In the early eighties, a huge alien ship appeared over Johannesburg in South Africa. After not attacking and not responding to contact, the military cut their way in and found millions of malnourished alien beings. They were brought down and placed in a refugee camp. Now, almost thirty years later, people are sick of the ‘prawns’ (the derogative nickname for them). The nearly two million aliens living in District 9 are to be moved to District 10, 200 kilometres outside of Johannesburg. A bureaucrat, Wikus van der Merwe (Sharlto Copley) is in charge of delivering the eviction notices and then coordinating the move. However, a series of events during the process cause him to become infected, and things get out of hand.
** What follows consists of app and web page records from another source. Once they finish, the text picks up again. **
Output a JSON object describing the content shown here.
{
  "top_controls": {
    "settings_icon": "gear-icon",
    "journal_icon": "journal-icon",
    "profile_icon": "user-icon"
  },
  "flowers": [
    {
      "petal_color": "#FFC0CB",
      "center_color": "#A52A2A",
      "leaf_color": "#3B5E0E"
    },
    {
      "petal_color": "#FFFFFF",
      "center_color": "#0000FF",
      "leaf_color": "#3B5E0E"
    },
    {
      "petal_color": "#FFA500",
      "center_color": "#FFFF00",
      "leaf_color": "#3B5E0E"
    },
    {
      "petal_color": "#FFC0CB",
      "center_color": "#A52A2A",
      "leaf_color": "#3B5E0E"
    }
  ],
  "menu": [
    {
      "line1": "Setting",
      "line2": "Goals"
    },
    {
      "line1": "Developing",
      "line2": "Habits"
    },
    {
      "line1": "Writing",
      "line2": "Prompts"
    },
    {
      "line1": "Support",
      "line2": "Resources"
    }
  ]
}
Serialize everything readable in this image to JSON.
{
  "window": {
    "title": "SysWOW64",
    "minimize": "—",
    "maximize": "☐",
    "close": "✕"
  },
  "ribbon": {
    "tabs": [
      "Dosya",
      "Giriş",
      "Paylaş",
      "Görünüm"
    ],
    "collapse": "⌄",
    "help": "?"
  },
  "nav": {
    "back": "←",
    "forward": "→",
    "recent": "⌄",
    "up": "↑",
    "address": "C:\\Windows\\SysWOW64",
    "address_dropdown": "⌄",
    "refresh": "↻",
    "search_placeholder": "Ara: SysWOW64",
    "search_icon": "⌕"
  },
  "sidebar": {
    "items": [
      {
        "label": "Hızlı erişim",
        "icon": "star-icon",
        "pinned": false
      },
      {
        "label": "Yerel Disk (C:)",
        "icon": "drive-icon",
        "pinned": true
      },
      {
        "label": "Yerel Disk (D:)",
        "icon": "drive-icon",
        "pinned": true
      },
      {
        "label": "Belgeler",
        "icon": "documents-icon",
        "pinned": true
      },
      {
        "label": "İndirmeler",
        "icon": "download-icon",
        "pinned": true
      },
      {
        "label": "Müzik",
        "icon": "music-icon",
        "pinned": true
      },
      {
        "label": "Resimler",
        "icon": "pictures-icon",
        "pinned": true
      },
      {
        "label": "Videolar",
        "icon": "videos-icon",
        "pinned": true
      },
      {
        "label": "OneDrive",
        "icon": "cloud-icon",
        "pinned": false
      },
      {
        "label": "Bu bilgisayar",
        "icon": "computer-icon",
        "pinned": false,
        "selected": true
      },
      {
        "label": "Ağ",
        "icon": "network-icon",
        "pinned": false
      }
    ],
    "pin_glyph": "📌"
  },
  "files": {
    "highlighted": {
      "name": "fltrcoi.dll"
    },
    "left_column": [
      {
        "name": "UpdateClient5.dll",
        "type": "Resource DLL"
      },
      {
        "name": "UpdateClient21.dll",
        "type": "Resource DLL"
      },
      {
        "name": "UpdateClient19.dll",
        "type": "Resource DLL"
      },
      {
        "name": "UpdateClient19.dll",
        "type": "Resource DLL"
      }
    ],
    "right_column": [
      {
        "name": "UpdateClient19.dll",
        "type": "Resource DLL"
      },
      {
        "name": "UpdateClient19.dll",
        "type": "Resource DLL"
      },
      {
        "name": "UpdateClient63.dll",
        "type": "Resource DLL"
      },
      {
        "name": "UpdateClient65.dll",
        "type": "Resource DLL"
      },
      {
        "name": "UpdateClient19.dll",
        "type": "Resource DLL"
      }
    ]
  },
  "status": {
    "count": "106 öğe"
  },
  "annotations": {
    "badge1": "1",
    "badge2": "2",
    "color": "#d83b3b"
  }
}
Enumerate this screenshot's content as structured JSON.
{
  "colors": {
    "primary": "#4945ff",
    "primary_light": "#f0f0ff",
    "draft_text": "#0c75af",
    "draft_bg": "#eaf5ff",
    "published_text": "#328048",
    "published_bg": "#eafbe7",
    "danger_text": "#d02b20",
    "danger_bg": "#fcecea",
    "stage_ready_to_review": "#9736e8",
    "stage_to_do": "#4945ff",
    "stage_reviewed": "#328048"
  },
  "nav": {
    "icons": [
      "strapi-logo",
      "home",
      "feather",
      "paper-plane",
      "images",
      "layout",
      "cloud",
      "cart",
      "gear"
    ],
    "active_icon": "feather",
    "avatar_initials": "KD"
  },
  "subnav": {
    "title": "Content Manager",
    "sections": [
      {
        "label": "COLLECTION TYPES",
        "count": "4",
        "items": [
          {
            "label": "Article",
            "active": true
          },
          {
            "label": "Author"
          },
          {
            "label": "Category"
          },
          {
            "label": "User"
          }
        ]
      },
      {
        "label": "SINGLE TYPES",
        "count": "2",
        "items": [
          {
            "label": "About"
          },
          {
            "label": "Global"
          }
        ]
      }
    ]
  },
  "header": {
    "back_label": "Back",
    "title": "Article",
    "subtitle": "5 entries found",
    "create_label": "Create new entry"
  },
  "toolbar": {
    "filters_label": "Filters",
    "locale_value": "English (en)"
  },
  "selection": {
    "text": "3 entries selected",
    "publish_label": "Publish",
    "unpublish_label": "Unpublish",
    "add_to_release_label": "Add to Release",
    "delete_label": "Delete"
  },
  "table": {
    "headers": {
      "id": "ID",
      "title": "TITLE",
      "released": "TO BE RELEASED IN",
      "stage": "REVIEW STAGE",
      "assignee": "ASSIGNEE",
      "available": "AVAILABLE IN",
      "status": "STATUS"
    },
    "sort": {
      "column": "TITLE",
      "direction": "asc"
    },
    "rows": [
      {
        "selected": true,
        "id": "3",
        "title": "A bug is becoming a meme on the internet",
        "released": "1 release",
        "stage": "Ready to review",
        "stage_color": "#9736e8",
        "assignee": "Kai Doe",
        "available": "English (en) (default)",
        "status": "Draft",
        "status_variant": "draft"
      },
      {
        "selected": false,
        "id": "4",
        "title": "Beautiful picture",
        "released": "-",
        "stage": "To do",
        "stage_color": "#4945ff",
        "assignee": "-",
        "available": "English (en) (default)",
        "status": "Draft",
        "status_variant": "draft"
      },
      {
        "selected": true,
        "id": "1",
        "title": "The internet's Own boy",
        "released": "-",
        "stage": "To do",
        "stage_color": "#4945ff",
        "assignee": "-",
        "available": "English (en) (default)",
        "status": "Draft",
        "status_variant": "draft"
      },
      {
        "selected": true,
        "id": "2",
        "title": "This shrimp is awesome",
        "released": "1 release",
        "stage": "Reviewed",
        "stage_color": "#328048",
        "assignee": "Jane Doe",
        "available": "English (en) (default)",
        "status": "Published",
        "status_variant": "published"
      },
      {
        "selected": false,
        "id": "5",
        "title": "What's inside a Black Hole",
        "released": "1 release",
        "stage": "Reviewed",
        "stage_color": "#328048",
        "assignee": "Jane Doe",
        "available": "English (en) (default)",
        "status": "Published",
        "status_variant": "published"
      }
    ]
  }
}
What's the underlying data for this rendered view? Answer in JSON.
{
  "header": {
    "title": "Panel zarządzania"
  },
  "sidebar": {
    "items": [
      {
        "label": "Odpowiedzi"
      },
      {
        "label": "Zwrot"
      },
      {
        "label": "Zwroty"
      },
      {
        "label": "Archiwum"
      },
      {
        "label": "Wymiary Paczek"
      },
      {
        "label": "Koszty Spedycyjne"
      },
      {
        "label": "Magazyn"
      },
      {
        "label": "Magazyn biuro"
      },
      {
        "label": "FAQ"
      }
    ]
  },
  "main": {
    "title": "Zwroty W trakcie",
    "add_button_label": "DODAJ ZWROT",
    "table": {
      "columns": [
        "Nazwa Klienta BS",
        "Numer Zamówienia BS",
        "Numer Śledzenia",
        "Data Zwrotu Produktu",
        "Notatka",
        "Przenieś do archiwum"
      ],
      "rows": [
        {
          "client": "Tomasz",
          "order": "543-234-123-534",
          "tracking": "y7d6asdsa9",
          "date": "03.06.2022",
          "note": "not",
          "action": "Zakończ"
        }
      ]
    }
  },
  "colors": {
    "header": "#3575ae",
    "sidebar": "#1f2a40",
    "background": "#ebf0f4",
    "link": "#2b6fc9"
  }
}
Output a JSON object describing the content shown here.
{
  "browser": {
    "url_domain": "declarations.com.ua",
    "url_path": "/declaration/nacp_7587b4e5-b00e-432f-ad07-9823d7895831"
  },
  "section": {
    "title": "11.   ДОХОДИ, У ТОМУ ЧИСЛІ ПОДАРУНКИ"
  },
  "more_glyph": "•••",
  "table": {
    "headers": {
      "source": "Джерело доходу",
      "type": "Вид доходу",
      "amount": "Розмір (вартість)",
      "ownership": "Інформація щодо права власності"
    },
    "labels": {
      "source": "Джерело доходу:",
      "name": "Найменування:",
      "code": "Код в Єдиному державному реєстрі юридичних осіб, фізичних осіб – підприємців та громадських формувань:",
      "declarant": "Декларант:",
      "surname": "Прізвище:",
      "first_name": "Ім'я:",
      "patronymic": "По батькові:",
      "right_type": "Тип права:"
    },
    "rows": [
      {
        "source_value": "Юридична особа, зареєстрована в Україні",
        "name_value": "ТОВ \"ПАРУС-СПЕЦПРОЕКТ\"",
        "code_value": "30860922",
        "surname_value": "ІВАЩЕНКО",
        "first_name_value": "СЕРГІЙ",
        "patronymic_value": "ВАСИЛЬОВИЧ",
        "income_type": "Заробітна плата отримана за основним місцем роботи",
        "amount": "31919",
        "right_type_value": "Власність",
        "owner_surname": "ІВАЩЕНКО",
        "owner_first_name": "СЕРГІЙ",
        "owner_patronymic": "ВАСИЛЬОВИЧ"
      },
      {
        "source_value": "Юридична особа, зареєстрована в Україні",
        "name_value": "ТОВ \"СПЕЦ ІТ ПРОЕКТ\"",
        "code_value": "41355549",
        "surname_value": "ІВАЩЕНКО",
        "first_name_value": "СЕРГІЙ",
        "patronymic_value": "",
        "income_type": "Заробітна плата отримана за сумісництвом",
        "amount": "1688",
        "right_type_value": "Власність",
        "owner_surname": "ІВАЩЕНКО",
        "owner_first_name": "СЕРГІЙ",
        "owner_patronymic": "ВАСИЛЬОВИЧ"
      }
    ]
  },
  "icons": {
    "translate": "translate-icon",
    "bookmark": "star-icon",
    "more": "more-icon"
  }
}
This is a film with a lot of graphic violence, yet it is amazing how quickly one becomes numb to the splattering of body parts and chunks of flesh. It’s a great comment on refugees in general, and on the way the ‘other’ is treated in society. The emotion journey of Wikus from having no respect for the prawns to being forced to relate to them and their cause is the real story in the film, though without the extreme violence, the impact would have been reduced considerably.
District 9 was nominated for Oscars for Best Motion Picture of the Year, Best Writing, Adapted Screenplay, Best Achievement in Film Editing and Best Achievement in Visual Effects.